*Records*:
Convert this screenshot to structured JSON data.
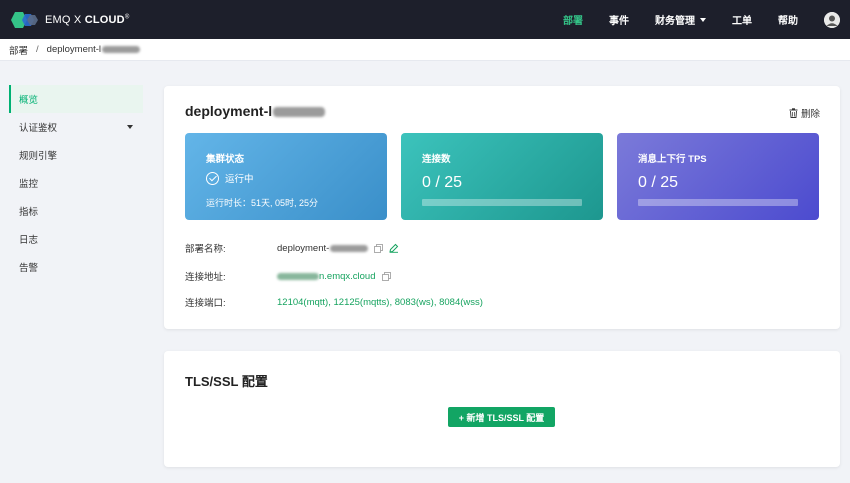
{
  "brand": {
    "name_prefix": "EMQ X ",
    "name_bold": "CLOUD",
    "mark": "®"
  },
  "nav": {
    "items": [
      {
        "label": "部署",
        "active": true
      },
      {
        "label": "事件"
      },
      {
        "label": "财务管理",
        "dropdown": true
      },
      {
        "label": "工单"
      },
      {
        "label": "帮助"
      }
    ]
  },
  "breadcrumb": {
    "root": "部署",
    "separator": "/",
    "current": "deployment-l"
  },
  "sidebar": {
    "items": [
      {
        "label": "概览",
        "active": true
      },
      {
        "label": "认证鉴权",
        "dropdown": true
      },
      {
        "label": "规则引擎"
      },
      {
        "label": "监控"
      },
      {
        "label": "指标"
      },
      {
        "label": "日志"
      },
      {
        "label": "告警"
      }
    ]
  },
  "deployment": {
    "title": "deployment-l",
    "delete_label": "删除",
    "stats": [
      {
        "label": "集群状态",
        "status": "运行中",
        "uptime": "运行时长：51天, 05时, 25分"
      },
      {
        "label": "连接数",
        "value": "0 / 25",
        "progress": 0
      },
      {
        "label": "消息上下行 TPS",
        "value": "0 / 25",
        "progress": 0
      }
    ],
    "info": {
      "name_label": "部署名称:",
      "name_value": "deployment-",
      "address_label": "连接地址:",
      "address_value": "n.emqx.cloud",
      "ports_label": "连接端口:",
      "ports_value": "12104(mqtt), 12125(mqtts), 8083(ws), 8084(wss)"
    }
  },
  "tls": {
    "title": "TLS/SSL 配置",
    "add_label": "+ 新增 TLS/SSL 配置"
  },
  "colors": {
    "accent": "#00b173",
    "nav_bg": "#1d1f2b",
    "button": "#12a564"
  }
}
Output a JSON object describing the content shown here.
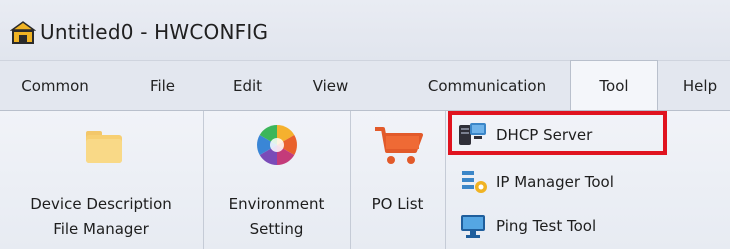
{
  "window": {
    "title": "Untitled0 - HWCONFIG"
  },
  "menu": {
    "tabs": [
      {
        "label": "Common"
      },
      {
        "label": "File"
      },
      {
        "label": "Edit"
      },
      {
        "label": "View"
      },
      {
        "label": "Communication"
      },
      {
        "label": "Tool"
      },
      {
        "label": "Help"
      }
    ],
    "active_tab": "Tool"
  },
  "ribbon": {
    "device_description": {
      "line1": "Device Description",
      "line2": "File Manager",
      "icon": "folder-icon"
    },
    "environment_setting": {
      "line1": "Environment",
      "line2": "Setting",
      "icon": "color-wheel-icon"
    },
    "po_list": {
      "label": "PO List",
      "icon": "shopping-cart-icon"
    },
    "dhcp_server": {
      "label": "DHCP Server",
      "icon": "server-icon"
    },
    "ip_manager": {
      "label": "IP Manager Tool",
      "icon": "network-icon"
    },
    "ping_test": {
      "label": "Ping Test Tool",
      "icon": "monitor-icon"
    }
  },
  "colors": {
    "highlight": "#e0131f",
    "ribbon_bg": "#eef1f7"
  }
}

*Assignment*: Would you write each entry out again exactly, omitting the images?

*Result for this task*:
Convert this screenshot to structured JSON data.
{
  "brand": {
    "name_prefix": "EMQ X ",
    "name_bold": "CLOUD",
    "mark": "®"
  },
  "nav": {
    "items": [
      {
        "label": "部署",
        "active": true
      },
      {
        "label": "事件"
      },
      {
        "label": "财务管理",
        "dropdown": true
      },
      {
        "label": "工单"
      },
      {
        "label": "帮助"
      }
    ]
  },
  "breadcrumb": {
    "root": "部署",
    "separator": "/",
    "current": "deployment-l"
  },
  "sidebar": {
    "items": [
      {
        "label": "概览",
        "active": true
      },
      {
        "label": "认证鉴权",
        "dropdown": true
      },
      {
        "label": "规则引擎"
      },
      {
        "label": "监控"
      },
      {
        "label": "指标"
      },
      {
        "label": "日志"
      },
      {
        "label": "告警"
      }
    ]
  },
  "deployment": {
    "title": "deployment-l",
    "delete_label": "删除",
    "stats": [
      {
        "label": "集群状态",
        "status": "运行中",
        "uptime": "运行时长：51天, 05时, 25分"
      },
      {
        "label": "连接数",
        "value": "0 / 25",
        "progress": 0
      },
      {
        "label": "消息上下行 TPS",
        "value": "0 / 25",
        "progress": 0
      }
    ],
    "info": {
      "name_label": "部署名称:",
      "name_value": "deployment-",
      "address_label": "连接地址:",
      "address_value": "n.emqx.cloud",
      "ports_label": "连接端口:",
      "ports_value": "12104(mqtt), 12125(mqtts), 8083(ws), 8084(wss)"
    }
  },
  "tls": {
    "title": "TLS/SSL 配置",
    "add_label": "+ 新增 TLS/SSL 配置"
  },
  "colors": {
    "accent": "#00b173",
    "nav_bg": "#1d1f2b",
    "button": "#12a564"
  }
}
Output a JSON object describing the content shown here.
{
  "window": {
    "title": "Untitled0 - HWCONFIG"
  },
  "menu": {
    "tabs": [
      {
        "label": "Common"
      },
      {
        "label": "File"
      },
      {
        "label": "Edit"
      },
      {
        "label": "View"
      },
      {
        "label": "Communication"
      },
      {
        "label": "Tool"
      },
      {
        "label": "Help"
      }
    ],
    "active_tab": "Tool"
  },
  "ribbon": {
    "device_description": {
      "line1": "Device Description",
      "line2": "File Manager",
      "icon": "folder-icon"
    },
    "environment_setting": {
      "line1": "Environment",
      "line2": "Setting",
      "icon": "color-wheel-icon"
    },
    "po_list": {
      "label": "PO List",
      "icon": "shopping-cart-icon"
    },
    "dhcp_server": {
      "label": "DHCP Server",
      "icon": "server-icon"
    },
    "ip_manager": {
      "label": "IP Manager Tool",
      "icon": "network-icon"
    },
    "ping_test": {
      "label": "Ping Test Tool",
      "icon": "monitor-icon"
    }
  },
  "colors": {
    "highlight": "#e0131f",
    "ribbon_bg": "#eef1f7"
  }
}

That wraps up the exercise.